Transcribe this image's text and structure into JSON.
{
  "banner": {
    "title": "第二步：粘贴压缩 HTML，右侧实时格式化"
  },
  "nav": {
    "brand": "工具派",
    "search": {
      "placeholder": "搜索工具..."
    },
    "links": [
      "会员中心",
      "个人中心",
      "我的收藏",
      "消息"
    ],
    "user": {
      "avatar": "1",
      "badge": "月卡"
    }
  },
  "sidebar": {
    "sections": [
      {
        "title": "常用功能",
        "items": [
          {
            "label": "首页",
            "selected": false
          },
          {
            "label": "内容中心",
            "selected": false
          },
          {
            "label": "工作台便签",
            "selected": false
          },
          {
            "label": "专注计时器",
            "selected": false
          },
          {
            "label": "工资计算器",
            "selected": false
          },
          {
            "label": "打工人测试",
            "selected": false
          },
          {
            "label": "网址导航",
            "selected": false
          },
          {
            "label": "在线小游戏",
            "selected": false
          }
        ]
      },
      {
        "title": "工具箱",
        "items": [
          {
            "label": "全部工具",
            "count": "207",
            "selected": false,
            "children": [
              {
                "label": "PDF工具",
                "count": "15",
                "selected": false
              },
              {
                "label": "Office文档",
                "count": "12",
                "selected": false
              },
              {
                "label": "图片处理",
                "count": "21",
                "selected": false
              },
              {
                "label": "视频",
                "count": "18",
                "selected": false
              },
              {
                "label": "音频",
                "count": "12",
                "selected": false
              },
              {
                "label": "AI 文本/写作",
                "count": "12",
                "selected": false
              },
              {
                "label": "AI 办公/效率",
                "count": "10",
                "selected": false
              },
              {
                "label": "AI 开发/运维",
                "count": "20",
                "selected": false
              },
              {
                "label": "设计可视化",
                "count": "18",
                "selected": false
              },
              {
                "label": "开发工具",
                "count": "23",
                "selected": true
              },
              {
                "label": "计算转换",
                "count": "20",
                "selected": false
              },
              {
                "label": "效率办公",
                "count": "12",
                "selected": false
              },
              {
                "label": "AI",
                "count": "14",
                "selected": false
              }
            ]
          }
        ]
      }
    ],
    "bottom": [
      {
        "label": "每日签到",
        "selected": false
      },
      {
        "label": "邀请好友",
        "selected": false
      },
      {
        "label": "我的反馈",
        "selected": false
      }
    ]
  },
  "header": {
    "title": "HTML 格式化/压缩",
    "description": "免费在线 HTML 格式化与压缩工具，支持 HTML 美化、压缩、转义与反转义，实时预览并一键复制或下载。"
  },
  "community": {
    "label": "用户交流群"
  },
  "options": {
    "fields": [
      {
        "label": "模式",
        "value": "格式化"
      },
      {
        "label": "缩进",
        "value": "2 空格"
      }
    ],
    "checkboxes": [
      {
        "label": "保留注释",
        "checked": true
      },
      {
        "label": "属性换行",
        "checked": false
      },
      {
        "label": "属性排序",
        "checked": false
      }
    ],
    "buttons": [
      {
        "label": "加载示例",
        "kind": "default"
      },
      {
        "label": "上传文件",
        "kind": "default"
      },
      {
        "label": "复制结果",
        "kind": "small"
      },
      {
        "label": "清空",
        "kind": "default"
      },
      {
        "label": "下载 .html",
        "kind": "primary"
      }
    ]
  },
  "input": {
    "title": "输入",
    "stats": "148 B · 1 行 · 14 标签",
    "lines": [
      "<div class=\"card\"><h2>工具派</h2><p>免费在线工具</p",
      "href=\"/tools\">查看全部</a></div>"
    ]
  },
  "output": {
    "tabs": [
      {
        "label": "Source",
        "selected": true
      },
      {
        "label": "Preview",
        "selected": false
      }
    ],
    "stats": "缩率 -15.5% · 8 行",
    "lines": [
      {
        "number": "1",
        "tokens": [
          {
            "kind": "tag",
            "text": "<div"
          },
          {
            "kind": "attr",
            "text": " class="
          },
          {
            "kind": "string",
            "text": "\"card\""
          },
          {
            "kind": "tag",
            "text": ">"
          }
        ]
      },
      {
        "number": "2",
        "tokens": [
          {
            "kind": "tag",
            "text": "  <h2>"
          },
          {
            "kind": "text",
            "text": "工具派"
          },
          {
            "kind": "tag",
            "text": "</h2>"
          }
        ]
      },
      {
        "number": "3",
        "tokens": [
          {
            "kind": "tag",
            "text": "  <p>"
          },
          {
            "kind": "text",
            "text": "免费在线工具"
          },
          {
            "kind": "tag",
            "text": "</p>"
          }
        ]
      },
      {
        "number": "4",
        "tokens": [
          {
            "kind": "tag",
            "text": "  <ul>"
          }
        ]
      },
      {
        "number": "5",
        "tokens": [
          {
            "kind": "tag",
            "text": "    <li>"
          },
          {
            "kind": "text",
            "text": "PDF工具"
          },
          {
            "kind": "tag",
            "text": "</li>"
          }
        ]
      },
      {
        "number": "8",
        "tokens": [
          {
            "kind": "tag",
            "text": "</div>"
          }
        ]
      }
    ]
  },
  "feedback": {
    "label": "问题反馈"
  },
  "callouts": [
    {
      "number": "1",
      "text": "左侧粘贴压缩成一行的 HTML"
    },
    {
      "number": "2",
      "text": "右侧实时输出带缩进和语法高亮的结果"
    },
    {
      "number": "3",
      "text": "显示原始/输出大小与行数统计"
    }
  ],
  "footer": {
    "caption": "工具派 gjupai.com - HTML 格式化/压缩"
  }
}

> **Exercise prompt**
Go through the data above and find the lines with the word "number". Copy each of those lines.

> **Solution to the problem**
        "number": "1",
        "number": "2",
        "number": "3",
        "number": "4",
        "number": "5",
        "number": "8",
      "number": "1",
      "number": "2",
      "number": "3",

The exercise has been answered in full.